HI is one of the most severe of all genodermatoses and has a very poor prognosis. Thus, parents’ request for prenatal diagnosis is to be taken seriously and with care. However, to our knowledge, the causative gene was not identified until now. For the last 20 years, prenatal diagnoses have only been performed by electron microscopic observation of fetal skin biopsy at a late stage of pregnancy (19–23 weeks estimated gestational age) (31
). In this report, we have identified the causative gene in HI, which now makes possible DNA-based prenatal diagnosis using chorionic villus or amniotic fluid sampling at an earlier stage of pregnancy, with a lower procedural risk and a reduced burden on prospective mothers, similar to that of screening for other severe genetic disorders, including keratinization disorders (34
). Furthermore, we have performed corrective gene transfer in HI keratinocytes and succeeded in obtaining phenotypic rescue of a patient’s cultured keratinocytes. These data provide significant clues that establish a strategic approach to HI gene therapy treatment.

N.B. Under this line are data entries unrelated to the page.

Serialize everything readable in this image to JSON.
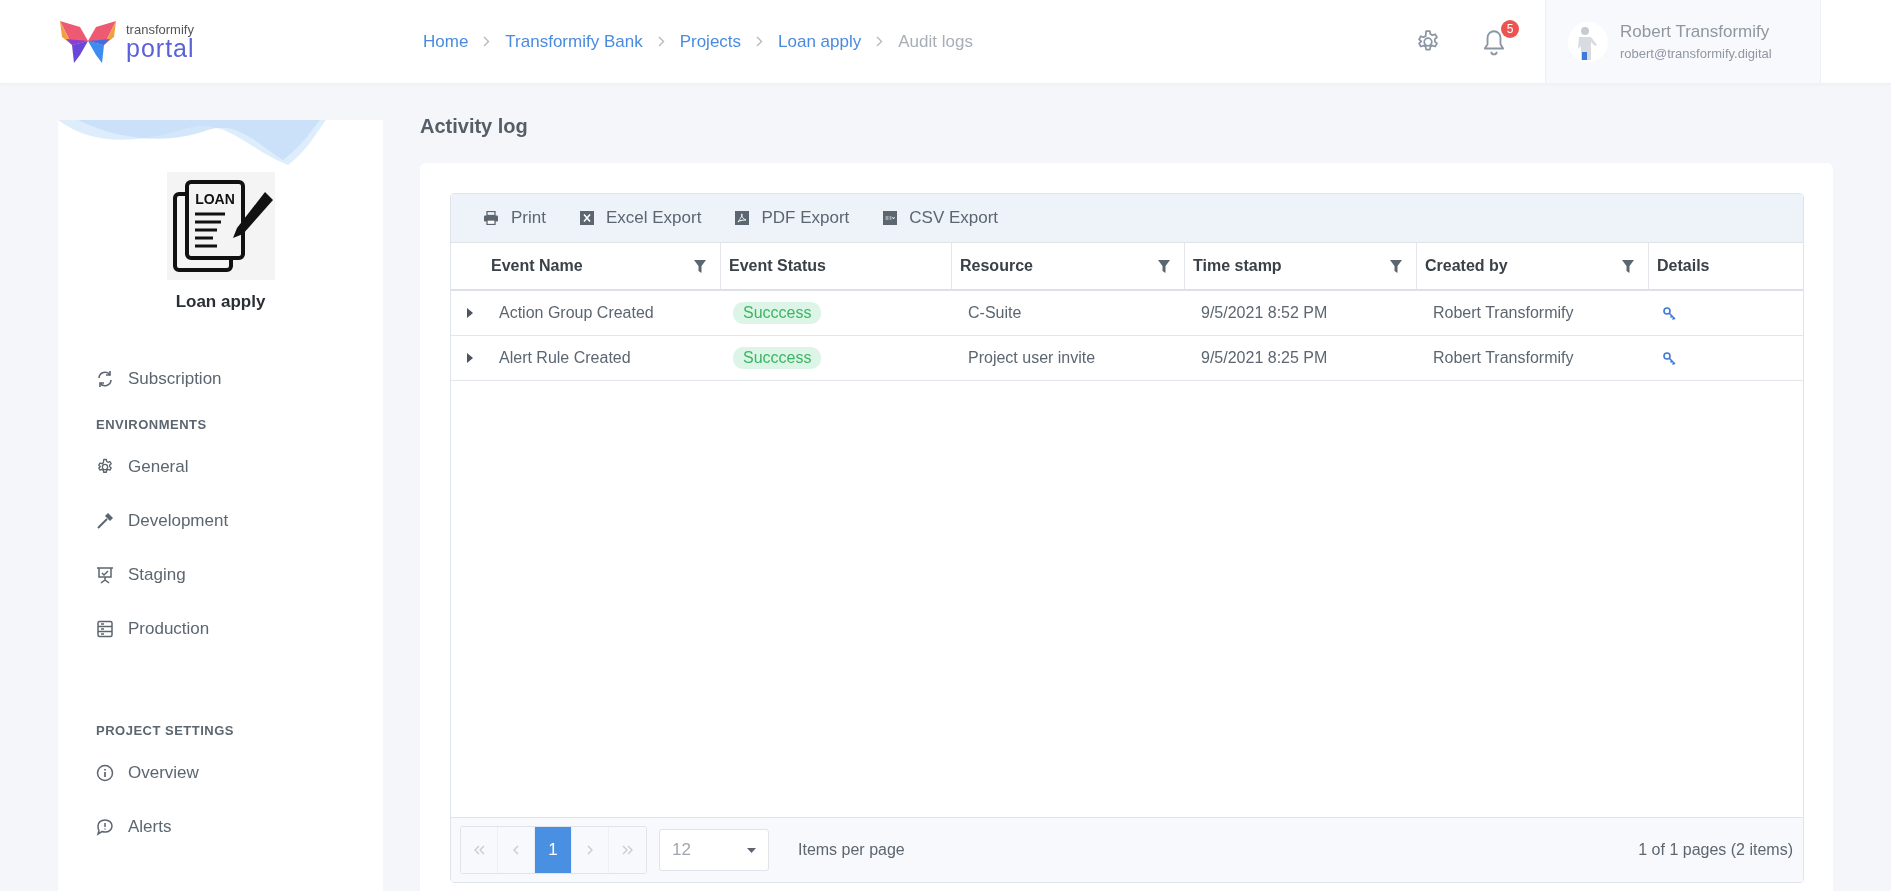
{
  "header": {
    "logo": {
      "top": "transformify",
      "bottom": "portal"
    },
    "breadcrumb": [
      {
        "label": "Home",
        "current": false
      },
      {
        "label": "Transformify Bank",
        "current": false
      },
      {
        "label": "Projects",
        "current": false
      },
      {
        "label": "Loan apply",
        "current": false
      },
      {
        "label": "Audit logs",
        "current": true
      }
    ],
    "notifications": {
      "count": "5"
    },
    "user": {
      "name": "Robert Transformify",
      "email": "robert@transformify.digital"
    }
  },
  "sidebar": {
    "project_image_text": "LOAN",
    "project_name": "Loan apply",
    "top_items": [
      {
        "label": "Subscription"
      }
    ],
    "sections": [
      {
        "heading": "ENVIRONMENTS",
        "items": [
          {
            "label": "General"
          },
          {
            "label": "Development"
          },
          {
            "label": "Staging"
          },
          {
            "label": "Production"
          }
        ]
      },
      {
        "heading": "PROJECT SETTINGS",
        "items": [
          {
            "label": "Overview"
          },
          {
            "label": "Alerts"
          }
        ]
      }
    ]
  },
  "page": {
    "title": "Activity log"
  },
  "toolbar": [
    "Print",
    "Excel Export",
    "PDF Export",
    "CSV Export"
  ],
  "table": {
    "columns": [
      {
        "label": "Event Name",
        "filterable": true
      },
      {
        "label": "Event Status",
        "filterable": false
      },
      {
        "label": "Resource",
        "filterable": true
      },
      {
        "label": "Time stamp",
        "filterable": true
      },
      {
        "label": "Created by",
        "filterable": true
      },
      {
        "label": "Details",
        "filterable": false
      }
    ],
    "rows": [
      {
        "expanded": false,
        "event_name": "Action Group Created",
        "event_status": "Succcess",
        "resource": "C-Suite",
        "time_stamp": "9/5/2021 8:52 PM",
        "created_by": "Robert Transformify"
      },
      {
        "expanded": false,
        "event_name": "Alert Rule Created",
        "event_status": "Succcess",
        "resource": "Project user invite",
        "time_stamp": "9/5/2021 8:25 PM",
        "created_by": "Robert Transformify"
      }
    ]
  },
  "pager": {
    "pages": [
      {
        "label": "1",
        "selected": true
      }
    ],
    "page_size": "12",
    "page_size_label": "Items per page",
    "summary": "1 of 1 pages (2 items)"
  }
}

We believe that the genetic information presented in this study will be highly beneficial to our understanding of HI pathogenesis and in optimizing HI patient diagnosis, genetic counseling, care, and treatment.